Seite 144 - Neither of the two parties shall conclude either truce or peace with Great Britain without the formal consent of the other first obtained; and they mutually engage not to lay down their arms until the independence of the United States shall have been formally or tacitly assured by the treaty or treaties that shall terminate the war.
Seite 545 - I hope it will be lasting, and that Mankind will at length, as they call themselves reasonable Creatures, have Reason and Sense enough to settle their Differences without cutting Throats; for, in my opinion, there never was a good War, or a bad Peace.
Seite 456 - For this purpose, you are to make the most candid and confidential communications upon all subjects to the Ministers of our generous ally, the King of France ; to undertake nothing in the negotiations for peace or truce, without their knowledge and concurrence ; and ultimately to govern yourselves by their advice and opinion...
Seite 349 - I begin to suspect, from various circumstances, that the British ministry, elated perhaps too much by the success of Admiral Rodney, are not in earnest to treat immediately, but rather wish delay.
Seite 468 - ... molested in their persons, nor shall their houses or goods be burnt, or otherwise destroyed, nor their fields wasted by the armed force of the enemy...
Seite 447 - You are about to hold out a certain hope of peace to America, without even informing yourself on the state of the negotiation on our part. You are wise and discreet, Sir; you perfectly understand what is due to propriety; you have all your life performed your duties. I pray you to consider, how you propose to fulfill those, which are due to the King] I am not desirous of enlarging these reflections, I commit them to your own integrity.
Seite 474 - At length we are in peace, God be praised, and long, very long, may it continue.
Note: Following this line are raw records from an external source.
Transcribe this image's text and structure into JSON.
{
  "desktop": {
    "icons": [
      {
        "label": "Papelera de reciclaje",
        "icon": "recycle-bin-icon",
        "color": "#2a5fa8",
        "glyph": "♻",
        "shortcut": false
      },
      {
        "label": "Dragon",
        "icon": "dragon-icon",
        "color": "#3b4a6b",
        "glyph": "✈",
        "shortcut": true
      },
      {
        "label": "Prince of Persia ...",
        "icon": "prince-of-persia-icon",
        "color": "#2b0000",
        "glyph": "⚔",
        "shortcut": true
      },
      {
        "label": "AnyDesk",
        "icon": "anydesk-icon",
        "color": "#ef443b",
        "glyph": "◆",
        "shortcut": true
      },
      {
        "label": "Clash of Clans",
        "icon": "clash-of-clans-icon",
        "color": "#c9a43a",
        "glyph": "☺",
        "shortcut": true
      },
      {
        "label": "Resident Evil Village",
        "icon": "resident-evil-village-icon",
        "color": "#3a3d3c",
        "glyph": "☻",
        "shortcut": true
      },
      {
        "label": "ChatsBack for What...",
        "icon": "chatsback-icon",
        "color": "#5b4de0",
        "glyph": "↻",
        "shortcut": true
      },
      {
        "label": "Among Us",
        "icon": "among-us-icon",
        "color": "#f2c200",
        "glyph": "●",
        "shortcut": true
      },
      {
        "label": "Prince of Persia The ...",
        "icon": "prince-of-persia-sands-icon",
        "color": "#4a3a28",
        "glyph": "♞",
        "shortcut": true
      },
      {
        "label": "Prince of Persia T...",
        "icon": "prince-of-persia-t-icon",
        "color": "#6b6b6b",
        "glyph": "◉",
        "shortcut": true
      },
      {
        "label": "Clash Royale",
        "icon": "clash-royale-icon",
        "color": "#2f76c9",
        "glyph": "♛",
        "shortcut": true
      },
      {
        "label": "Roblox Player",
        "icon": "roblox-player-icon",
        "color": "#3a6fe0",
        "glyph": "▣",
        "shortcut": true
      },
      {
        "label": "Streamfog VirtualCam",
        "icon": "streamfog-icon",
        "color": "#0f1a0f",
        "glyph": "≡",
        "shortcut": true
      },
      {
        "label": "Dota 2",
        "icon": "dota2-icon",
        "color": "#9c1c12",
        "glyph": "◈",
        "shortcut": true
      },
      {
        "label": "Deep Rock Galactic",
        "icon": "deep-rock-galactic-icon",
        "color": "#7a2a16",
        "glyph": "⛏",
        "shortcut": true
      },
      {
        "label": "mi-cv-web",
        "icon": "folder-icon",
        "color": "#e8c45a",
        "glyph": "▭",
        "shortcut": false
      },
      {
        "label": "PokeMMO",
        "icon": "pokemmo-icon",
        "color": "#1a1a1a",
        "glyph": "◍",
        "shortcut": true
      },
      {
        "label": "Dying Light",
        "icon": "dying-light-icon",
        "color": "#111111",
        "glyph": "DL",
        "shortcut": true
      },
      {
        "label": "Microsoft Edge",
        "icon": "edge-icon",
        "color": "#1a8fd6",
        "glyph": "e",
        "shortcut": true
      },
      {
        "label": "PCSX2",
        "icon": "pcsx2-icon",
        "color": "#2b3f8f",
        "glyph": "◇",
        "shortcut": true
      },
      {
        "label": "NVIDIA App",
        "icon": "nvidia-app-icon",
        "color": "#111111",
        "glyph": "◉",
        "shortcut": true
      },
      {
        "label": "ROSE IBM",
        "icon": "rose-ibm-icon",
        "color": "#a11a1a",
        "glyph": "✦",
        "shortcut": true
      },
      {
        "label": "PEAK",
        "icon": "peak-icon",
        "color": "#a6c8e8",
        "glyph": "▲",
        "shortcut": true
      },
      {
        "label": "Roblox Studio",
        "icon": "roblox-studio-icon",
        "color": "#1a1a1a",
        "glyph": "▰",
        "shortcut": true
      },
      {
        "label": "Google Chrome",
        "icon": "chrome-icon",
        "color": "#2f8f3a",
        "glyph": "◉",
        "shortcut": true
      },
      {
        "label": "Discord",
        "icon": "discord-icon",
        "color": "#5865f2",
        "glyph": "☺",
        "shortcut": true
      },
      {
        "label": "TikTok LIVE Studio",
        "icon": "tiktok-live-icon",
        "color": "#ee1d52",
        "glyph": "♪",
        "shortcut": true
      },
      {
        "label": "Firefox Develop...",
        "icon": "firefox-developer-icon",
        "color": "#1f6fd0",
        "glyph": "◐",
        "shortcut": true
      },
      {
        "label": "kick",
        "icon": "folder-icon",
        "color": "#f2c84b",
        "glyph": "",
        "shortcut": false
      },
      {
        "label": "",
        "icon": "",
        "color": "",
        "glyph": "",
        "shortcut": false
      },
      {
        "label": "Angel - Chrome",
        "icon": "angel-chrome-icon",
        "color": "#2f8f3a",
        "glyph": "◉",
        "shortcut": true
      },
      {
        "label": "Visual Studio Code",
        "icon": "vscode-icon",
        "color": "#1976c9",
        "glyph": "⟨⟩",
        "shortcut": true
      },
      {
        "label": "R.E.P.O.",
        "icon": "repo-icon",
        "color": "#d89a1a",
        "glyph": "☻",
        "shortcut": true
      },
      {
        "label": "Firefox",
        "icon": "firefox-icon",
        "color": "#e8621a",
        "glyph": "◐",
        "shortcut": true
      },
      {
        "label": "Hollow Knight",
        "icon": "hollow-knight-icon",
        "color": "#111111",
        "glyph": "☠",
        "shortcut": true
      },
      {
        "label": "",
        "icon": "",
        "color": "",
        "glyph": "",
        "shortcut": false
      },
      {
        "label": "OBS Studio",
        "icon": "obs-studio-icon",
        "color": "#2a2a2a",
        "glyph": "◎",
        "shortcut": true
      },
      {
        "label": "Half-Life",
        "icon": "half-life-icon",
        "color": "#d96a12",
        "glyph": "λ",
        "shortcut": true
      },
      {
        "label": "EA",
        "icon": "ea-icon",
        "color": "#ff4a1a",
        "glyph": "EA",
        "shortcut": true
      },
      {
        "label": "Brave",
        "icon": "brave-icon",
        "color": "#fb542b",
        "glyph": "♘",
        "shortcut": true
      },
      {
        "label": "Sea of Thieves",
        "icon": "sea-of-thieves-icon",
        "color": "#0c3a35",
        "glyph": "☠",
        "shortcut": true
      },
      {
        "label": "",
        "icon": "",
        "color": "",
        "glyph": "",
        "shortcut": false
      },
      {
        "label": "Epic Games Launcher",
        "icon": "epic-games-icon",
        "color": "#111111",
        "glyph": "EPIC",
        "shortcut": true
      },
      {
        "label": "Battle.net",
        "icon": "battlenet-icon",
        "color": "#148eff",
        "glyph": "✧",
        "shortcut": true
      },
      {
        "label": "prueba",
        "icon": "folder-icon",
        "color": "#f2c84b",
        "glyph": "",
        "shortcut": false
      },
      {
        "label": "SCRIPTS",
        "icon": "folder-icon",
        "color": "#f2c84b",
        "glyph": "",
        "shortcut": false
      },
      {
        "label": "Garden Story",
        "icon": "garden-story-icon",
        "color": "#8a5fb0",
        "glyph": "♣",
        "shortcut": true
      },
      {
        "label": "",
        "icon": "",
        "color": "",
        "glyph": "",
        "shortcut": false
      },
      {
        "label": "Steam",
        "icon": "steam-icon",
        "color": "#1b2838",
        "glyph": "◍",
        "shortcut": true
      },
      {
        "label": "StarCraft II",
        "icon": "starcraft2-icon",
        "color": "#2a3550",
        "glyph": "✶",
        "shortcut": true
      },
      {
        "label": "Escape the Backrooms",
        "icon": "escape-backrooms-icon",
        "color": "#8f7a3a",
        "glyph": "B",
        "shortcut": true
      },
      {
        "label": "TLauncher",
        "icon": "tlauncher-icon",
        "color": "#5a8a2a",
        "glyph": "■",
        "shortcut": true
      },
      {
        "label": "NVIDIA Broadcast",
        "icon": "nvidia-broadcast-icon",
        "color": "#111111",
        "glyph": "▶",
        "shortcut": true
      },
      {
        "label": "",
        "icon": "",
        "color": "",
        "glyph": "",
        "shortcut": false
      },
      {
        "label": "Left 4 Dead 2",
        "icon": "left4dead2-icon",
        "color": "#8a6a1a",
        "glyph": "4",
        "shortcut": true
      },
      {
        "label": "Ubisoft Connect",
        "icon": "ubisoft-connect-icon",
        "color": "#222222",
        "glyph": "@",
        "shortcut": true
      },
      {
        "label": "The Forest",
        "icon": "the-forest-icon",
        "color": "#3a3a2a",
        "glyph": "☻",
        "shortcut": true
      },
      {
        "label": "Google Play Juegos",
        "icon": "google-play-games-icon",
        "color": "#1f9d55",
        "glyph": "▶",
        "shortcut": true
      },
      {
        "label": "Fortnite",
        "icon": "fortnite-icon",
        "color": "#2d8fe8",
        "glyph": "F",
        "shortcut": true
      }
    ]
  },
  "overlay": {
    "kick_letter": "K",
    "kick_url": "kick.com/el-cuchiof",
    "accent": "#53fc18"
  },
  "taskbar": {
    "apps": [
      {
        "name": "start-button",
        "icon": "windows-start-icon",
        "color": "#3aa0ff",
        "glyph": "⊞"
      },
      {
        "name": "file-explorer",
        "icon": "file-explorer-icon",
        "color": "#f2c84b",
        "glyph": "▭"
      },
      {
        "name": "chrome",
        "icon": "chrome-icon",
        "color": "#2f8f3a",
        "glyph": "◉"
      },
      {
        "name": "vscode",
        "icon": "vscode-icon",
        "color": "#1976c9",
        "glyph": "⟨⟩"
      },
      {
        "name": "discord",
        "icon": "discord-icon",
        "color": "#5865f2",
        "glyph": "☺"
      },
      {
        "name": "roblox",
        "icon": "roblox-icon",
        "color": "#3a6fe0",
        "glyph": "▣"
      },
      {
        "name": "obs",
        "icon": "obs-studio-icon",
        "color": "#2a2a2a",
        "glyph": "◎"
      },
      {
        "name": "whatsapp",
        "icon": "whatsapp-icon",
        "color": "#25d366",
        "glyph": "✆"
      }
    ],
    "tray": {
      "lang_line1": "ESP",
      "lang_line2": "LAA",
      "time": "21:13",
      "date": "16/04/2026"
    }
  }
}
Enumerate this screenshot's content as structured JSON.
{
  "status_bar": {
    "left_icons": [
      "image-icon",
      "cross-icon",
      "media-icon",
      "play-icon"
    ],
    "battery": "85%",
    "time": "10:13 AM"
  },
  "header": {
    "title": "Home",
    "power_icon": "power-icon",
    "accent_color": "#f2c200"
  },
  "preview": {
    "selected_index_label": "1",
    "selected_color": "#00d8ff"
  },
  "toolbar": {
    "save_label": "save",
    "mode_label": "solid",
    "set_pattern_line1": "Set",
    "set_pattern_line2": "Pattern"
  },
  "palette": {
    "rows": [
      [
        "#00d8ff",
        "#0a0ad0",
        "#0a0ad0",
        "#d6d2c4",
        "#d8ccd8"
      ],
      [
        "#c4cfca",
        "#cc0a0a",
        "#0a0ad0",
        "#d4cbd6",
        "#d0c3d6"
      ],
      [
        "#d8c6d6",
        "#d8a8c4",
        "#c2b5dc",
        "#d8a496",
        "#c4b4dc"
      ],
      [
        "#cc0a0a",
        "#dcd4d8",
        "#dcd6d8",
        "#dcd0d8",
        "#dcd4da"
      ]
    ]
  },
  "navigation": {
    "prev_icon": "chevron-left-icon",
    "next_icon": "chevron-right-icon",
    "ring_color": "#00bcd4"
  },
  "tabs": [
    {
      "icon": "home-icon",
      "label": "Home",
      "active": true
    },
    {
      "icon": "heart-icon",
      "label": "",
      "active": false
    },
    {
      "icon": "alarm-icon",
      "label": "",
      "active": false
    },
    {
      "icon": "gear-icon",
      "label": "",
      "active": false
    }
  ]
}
All wars are follies, very expensive, and very mischievous ones. When will mankind be convinced of this, and agree to settle their differences by arbitration ? Were they to do it, even by the cast of a die, it would be better than by fighting and destroying each other.
Seite 250 - Province ; though on these conditions, that she shall in all times coming have and enjoy the right of free trade thither, unincumbered with any duties whatsoever ; that so much of the vacant lands there shall be sold, as will raise a sum sufficient to pay for the houses burnt by the British troops, and their Indians ; and also to indemnify the royalists for the confiscation of their estates...
Seite 266 - I have received the letter, which you did me the honor to write to me the 4th instant, as also those which accompanied it.
Seite 83 - I have never known a peace made, even the most advantageous, that was not censured as inadequate, and the makers condemned as injudicious or corrupt. "Blessed are the peace-makers" is, I suppose, to be understood in the other world, for in this they are frequently cursed.